Seals, ships, and local conservation efforts

June 2009: With a large swath of open water between our vessel and the ice, a few seals raised their heads, watching the tour boat slowly ease by. Many visitors were watching the seals with quiet excitement, but most were entirely captivated by the impressive wall of ice we were approaching: a tidewater glacier rising out of the sea. Harbor seals typically use beaches and rocks as their haul-outs, but in places like Kenai Fjords National Park just southwest of Seward, some harbor seals can be found on ice floes throughout the summer. In fact, 15% of the harbor seals across Alaska rely on ice from glaciers to rest, give birth, and molt.


My role as an intern in 2009 was to count the number of harbor seals using the ice throughout the summer, and collect information about the ice conditions available for them. This was a new component of a larger project that had been started in 2002, which aimed to better understand the how many seals were in the area, how many pups were born annually, and determine if the tour boats were having any adverse impacts on the seals as they brought visitors to see the amazing glaciers and waters around our coastline.

Harbor seals, like all marine mammals in the USA, are protected by the Marine Mammal Protection Act. The 1972 Act prevents physical harm or killing of marine mammals, but also restricts disturbances that cause significant changes to marine mammal behaviours. In the early 2000s, questions began to arise about whether the  increasing number of visitors to Alaska were having negative impacts on seals. Were seals being disturbed by large cruise ships or smaller tour vessels visiting glaciers? Since seals need ice to rest, was entering the water when a boat approached causing them to use more energy? Were these effects worse for pups than for adults? This began a conversation between stakeholders—scientists, managers, tour companies, citizens using the waters near glaciers, and Alaska Natives who rely on healthy populations of seals for subsistence—to address the question:

With increasing tourism near glaciers, what could be done to identify and prevent unnecessary disturbance?


The Kenai Fjords Tour Vessel Operators Association, in collaboration with the North Gulf Oceanic Society, took a proactive approach to reducing disturbance by developing a set of voluntary guidelines, or code of conduct, that operators in the area would follow to minimize the chances of disturbance to marine mammals. This involved actions such as staying an appropriate distance from seals, moving slowly, and avoiding pups when possible.



As the number of kayak day-trips to glaciers in the Kenai Fjords area increased, the researchers from the Alaska SeaLife Center also began to meet with kayaking tour companies from the area to present the tour-guides the guidelines from the voluntary code, and explain why these actions were important. Annual discussions, meetings and presentations kept everyone up to date on the latest information.

10 years later, the big question was “Were these voluntary actions effective?”

To answer this question, researchers at the Alaska SeaLife Center utilized data gathered from 2002-2012 as part of the harbor seal video-monitoring program. Using remote cameras, we counted the number of seals present at local glaciers, observed how tour boats were moving, and determined how the seals were responding to their presence.
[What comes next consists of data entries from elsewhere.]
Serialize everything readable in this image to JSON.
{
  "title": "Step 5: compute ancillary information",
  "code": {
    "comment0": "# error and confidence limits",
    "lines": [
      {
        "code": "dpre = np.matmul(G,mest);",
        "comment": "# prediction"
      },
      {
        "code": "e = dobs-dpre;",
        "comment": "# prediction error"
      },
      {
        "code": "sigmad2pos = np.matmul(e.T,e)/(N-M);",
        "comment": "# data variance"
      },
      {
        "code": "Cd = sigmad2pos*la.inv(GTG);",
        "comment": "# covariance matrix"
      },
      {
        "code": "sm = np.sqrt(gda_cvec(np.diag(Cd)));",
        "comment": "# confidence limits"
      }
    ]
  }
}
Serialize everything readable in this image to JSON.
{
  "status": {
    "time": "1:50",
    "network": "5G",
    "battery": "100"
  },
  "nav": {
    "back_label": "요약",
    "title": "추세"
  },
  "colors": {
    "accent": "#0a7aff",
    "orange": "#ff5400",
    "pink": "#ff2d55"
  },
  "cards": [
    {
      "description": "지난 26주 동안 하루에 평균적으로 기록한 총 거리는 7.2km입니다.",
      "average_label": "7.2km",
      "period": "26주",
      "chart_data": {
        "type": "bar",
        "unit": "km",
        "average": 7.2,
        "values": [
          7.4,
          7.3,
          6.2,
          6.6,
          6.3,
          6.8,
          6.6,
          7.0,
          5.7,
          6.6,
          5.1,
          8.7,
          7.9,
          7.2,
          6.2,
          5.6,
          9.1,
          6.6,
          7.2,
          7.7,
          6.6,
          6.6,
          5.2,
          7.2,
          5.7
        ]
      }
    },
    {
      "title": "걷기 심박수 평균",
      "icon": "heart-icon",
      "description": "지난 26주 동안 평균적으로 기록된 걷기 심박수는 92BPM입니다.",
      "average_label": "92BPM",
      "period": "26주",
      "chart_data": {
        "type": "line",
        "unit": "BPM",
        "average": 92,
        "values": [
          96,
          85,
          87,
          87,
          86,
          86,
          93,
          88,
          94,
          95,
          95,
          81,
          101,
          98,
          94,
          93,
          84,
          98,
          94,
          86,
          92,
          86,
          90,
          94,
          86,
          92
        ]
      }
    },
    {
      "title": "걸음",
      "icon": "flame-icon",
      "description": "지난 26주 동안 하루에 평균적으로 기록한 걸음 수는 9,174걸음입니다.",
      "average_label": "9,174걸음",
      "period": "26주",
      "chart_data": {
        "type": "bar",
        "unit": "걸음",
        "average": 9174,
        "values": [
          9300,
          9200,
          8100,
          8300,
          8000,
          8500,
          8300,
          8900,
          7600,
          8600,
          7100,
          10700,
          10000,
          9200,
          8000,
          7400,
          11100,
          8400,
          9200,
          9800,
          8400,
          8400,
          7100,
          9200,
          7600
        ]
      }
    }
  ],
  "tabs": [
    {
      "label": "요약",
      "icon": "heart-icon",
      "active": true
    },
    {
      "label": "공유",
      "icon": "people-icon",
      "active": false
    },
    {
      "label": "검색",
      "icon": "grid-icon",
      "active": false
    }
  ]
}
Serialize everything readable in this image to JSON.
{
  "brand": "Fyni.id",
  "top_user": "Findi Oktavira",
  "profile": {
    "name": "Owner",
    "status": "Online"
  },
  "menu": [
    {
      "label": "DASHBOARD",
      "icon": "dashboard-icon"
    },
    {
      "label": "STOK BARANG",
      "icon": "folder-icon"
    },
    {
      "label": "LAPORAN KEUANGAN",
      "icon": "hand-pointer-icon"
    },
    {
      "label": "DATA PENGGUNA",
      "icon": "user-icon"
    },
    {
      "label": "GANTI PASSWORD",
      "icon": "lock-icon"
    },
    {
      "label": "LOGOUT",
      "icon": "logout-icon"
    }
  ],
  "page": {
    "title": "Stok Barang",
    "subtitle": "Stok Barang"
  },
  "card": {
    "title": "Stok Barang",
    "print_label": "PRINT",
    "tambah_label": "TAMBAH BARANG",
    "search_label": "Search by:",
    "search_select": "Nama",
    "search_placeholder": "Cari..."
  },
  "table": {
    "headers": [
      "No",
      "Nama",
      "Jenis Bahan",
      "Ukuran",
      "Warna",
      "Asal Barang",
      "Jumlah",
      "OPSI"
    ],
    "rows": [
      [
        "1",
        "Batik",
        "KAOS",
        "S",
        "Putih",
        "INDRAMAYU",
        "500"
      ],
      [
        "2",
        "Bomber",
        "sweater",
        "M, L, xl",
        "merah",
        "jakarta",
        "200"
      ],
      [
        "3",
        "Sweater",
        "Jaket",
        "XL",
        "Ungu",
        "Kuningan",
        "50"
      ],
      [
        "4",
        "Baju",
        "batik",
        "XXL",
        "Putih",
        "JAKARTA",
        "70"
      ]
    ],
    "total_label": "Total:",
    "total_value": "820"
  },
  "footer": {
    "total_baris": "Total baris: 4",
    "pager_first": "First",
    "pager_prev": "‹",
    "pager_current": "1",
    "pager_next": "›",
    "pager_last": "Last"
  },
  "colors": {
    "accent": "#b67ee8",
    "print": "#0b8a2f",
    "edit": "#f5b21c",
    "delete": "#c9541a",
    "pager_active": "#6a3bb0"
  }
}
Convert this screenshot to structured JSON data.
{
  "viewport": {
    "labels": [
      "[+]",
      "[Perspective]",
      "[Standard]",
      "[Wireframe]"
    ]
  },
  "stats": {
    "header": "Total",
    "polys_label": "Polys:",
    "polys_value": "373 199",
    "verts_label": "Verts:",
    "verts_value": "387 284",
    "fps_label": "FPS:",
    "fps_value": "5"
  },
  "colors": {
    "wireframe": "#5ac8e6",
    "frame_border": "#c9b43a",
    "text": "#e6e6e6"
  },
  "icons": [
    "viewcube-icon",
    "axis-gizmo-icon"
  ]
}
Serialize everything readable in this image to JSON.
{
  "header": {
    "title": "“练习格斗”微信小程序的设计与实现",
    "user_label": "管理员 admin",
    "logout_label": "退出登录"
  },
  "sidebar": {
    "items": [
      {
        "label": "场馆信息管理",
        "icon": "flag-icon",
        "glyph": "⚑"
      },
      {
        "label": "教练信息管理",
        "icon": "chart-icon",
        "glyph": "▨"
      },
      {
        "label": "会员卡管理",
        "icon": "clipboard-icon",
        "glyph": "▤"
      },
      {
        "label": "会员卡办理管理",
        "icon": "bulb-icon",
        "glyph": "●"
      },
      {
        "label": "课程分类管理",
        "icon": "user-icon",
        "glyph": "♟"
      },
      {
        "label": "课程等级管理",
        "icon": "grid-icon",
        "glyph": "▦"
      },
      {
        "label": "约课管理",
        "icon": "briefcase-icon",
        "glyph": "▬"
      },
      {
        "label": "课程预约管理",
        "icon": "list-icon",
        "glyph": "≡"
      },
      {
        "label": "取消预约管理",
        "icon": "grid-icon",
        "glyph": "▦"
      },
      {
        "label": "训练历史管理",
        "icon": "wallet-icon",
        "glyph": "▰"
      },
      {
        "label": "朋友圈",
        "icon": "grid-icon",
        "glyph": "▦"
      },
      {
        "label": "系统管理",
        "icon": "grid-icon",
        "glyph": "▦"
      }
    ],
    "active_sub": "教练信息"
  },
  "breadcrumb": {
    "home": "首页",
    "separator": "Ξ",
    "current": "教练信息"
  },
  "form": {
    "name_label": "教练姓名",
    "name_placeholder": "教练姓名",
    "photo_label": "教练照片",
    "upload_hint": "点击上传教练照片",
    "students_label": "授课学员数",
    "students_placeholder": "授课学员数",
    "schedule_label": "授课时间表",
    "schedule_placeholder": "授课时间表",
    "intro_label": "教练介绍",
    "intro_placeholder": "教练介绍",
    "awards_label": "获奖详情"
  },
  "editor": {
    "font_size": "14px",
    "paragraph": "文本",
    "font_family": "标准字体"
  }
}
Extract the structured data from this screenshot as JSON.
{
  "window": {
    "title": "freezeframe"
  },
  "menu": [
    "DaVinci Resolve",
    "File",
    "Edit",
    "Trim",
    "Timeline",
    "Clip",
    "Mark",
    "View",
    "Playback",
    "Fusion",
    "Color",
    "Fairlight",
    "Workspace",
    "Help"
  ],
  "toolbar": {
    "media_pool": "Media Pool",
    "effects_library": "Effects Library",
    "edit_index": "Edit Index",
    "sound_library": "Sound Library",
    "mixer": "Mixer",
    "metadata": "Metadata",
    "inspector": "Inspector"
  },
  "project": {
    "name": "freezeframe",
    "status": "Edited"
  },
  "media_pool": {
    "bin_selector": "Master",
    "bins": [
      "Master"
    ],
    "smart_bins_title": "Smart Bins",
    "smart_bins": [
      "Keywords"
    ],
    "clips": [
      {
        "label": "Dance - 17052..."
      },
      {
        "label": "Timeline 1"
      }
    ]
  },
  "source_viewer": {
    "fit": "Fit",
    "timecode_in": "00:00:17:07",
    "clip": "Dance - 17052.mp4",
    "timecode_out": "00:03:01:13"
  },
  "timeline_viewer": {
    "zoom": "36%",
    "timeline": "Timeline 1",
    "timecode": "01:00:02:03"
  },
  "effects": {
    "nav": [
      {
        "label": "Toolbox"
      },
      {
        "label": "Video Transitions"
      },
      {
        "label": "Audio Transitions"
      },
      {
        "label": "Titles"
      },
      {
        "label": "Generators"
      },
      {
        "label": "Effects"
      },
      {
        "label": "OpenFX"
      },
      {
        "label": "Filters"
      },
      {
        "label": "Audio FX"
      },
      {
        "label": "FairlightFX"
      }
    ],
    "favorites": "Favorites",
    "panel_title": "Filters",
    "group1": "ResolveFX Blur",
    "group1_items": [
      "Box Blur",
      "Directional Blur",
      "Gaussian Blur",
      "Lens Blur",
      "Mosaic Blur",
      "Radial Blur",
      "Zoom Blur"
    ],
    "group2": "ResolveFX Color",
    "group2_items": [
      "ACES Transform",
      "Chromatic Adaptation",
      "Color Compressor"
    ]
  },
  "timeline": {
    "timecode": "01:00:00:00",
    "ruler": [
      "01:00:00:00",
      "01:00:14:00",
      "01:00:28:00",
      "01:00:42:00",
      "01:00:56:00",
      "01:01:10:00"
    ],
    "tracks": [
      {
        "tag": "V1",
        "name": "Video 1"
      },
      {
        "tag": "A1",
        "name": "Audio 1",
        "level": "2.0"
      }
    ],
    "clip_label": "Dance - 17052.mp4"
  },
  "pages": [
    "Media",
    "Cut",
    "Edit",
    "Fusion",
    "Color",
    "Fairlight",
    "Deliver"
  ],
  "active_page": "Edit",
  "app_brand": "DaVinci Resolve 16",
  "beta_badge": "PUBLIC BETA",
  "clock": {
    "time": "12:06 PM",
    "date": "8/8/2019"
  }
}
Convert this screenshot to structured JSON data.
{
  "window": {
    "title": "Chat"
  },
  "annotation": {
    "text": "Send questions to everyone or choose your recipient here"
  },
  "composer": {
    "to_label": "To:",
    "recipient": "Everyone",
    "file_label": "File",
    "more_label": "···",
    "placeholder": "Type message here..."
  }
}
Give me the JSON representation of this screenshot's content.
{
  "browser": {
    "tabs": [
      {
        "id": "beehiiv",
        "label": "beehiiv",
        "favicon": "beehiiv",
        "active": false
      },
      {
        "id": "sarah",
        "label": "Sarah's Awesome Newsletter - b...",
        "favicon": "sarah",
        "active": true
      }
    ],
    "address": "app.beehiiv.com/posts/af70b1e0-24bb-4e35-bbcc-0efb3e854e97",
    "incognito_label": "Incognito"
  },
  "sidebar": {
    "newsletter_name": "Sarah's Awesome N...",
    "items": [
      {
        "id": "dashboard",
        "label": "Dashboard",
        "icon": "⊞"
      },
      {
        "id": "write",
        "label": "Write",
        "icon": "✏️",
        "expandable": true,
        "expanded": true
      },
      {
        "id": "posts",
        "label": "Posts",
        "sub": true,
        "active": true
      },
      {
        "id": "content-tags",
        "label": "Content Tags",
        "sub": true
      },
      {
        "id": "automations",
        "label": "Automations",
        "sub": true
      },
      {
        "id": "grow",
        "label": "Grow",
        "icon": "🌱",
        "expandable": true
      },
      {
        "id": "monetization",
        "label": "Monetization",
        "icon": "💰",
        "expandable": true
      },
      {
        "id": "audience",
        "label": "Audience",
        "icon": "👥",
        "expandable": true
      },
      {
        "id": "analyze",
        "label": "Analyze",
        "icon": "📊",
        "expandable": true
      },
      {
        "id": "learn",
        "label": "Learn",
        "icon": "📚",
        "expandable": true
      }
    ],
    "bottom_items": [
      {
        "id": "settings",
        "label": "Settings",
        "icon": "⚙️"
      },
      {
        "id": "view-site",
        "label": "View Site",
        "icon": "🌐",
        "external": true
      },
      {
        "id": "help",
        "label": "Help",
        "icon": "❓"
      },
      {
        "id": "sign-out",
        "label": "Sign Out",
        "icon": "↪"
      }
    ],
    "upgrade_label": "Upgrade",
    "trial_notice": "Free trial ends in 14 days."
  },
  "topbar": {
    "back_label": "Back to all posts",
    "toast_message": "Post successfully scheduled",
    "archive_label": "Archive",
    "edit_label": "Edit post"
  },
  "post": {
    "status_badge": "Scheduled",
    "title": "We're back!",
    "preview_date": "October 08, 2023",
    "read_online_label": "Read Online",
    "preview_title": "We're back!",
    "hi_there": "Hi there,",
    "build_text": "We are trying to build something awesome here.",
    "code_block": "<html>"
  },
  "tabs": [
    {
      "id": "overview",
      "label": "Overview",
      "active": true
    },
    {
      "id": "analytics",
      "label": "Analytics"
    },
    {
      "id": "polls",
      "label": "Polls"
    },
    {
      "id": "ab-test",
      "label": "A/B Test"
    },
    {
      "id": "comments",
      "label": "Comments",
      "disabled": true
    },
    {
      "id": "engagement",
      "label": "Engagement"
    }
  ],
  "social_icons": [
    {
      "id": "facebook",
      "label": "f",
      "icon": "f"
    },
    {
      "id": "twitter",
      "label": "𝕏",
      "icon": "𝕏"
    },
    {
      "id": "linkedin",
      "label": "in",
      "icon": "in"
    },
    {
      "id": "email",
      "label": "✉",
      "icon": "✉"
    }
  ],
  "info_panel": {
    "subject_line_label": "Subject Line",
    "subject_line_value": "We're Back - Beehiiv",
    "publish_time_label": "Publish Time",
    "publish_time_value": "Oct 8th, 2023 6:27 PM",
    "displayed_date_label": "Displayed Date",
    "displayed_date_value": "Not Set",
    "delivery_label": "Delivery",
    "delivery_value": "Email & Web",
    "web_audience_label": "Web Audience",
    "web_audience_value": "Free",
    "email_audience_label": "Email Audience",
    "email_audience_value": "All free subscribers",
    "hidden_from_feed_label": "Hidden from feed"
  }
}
Results of this long-term monitoring study indicated that there had been a substantial reduction in the number of incidents causing seals to enter the water.

Seals resting on ice in Northwestern Fjord, Kenai Fjords National Park

As noted in a paper published in 2013 in the Journal of Wildlife Management, we found that from 2002 to 2005 there was a significant reduction in the number of vessel interactions as captains adopted the voluntary guidelines of slower approaches, maintaining greater distances and encouraging passengers to be quiet near floating seals. Similarly, in 2003 kayaks often caused disturbances, but after the 2006 trainings there was a 60% reduction in the number of disturbances! This study supported the importance of continued 2-way dialog between stakeholders, and the effectiveness of voluntary guidelines for ensuring sustainable tourism.

So where are we today?


The dedicated work of the Seward tour operators, and studies like the one conducted by the ASLC have helped shape recent changes to NOAA’s revised viewing guidelines for glacier ice seals–an excerpt is shown below.

For more information on the efforts by NOAA to continue working on this topic, and for a full copy of the guidelines click HERE.


Now back at the ASLC as a postdoctoral researcher, I participated in a workshop hosted by NOAA a few months ago on this topic. I was excited to hear that information is still being shared and updated through collaborative communication among stakeholders, and that studies like the one I participated in 7 years ago could have real impacts on local and statewide conservation efforts.

This story also reminds me that science is a tool for seeking answers, but it cannot be done in a vacuum. By bridging the gap between scientists and communities, we can hopefully continue to explore questions together in the future.

Written by: Dr. Amy Bishop


Leave a Reply